#### Cost of capital, growth discount and present value factor according to Gordon Growth

When it comes to present value, the correct estimate of the cost of capital plays a decisive role, as they are used as a discount rate. Various factors such as the company's risk and market interest rates are considered. With the **SmartZebra Capital Cost Module** capital costs can be determined quickly and easily in accordance with current standards.
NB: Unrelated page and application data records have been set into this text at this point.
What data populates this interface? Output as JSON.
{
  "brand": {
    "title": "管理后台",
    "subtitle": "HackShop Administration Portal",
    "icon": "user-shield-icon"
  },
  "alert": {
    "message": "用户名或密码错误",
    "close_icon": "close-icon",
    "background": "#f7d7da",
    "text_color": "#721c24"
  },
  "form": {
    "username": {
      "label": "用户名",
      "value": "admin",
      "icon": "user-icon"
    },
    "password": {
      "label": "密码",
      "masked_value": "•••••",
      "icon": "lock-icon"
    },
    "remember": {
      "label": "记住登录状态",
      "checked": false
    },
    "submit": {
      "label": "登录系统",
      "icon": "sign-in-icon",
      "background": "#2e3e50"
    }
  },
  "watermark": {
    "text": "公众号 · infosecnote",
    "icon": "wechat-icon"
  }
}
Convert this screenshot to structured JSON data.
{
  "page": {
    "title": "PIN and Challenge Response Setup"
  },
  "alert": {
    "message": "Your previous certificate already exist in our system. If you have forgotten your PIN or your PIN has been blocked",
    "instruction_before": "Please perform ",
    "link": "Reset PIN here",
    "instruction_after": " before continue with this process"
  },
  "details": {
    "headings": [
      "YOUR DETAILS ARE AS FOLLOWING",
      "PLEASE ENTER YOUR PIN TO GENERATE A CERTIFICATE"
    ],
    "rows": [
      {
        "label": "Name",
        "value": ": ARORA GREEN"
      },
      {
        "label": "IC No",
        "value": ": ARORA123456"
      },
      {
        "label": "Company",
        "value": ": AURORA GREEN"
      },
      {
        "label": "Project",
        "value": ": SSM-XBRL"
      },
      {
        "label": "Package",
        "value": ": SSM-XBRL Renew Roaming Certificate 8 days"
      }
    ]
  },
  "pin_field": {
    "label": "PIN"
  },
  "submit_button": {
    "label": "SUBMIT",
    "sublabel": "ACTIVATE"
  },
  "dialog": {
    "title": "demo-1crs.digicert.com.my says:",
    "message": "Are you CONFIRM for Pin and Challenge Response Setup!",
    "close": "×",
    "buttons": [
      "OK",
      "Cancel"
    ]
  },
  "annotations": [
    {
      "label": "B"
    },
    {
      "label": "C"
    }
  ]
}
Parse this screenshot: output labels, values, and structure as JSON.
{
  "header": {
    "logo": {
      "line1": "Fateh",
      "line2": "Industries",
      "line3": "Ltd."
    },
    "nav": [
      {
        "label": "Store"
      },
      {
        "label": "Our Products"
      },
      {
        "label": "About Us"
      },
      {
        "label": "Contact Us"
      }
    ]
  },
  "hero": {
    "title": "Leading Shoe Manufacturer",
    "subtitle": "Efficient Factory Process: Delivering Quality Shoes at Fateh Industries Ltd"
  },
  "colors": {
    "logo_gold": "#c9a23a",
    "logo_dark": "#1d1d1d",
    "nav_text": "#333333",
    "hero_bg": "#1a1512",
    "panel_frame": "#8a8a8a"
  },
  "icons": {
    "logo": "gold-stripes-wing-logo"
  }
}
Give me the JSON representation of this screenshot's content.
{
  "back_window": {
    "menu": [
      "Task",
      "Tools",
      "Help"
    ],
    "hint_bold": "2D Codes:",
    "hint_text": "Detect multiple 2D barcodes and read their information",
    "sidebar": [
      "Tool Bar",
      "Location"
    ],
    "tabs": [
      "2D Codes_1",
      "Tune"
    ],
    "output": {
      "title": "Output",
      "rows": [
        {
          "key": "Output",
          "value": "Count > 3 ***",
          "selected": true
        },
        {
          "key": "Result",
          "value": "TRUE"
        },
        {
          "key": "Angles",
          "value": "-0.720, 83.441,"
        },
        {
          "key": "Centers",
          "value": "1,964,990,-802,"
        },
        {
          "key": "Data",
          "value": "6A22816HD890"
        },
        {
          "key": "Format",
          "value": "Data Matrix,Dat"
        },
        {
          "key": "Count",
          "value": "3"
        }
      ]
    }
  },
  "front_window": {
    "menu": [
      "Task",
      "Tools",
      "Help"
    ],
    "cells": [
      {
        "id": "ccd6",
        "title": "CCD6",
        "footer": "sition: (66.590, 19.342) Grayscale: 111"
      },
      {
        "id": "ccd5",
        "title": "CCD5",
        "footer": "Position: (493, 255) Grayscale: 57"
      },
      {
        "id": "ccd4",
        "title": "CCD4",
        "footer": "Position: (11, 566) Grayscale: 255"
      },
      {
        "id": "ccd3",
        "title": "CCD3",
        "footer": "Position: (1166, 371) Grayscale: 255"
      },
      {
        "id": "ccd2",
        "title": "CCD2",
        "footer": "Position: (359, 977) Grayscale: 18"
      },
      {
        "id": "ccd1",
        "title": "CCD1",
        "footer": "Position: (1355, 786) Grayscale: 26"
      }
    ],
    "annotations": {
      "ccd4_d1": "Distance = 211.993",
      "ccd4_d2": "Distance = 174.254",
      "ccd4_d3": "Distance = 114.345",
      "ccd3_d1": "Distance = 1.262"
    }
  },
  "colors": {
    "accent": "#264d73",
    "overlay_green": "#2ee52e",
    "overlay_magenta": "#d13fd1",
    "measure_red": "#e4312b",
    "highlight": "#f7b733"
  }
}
Since companies are generally unable to grow at a certain growth rate for all eternity, the calculation also includes a growth discount and is a measure of how much of the expected growth rate of the perpetual pension is regarded as “risky” by investors. It is typically determined by a growth model based on historical data and future forecasts. A common model is the Gordon Growth Model, which calculates the growth discount as the difference between the expected growth rate of the perpetual pension and the discount rate. The present value factor, which is also known as excess return, can be seen inversely. The present value factor is used to calculate the present value of the perpetual pension by multiplying it by the expected annual cash flow. This results in the annual present value, which is then discounted to a current present value.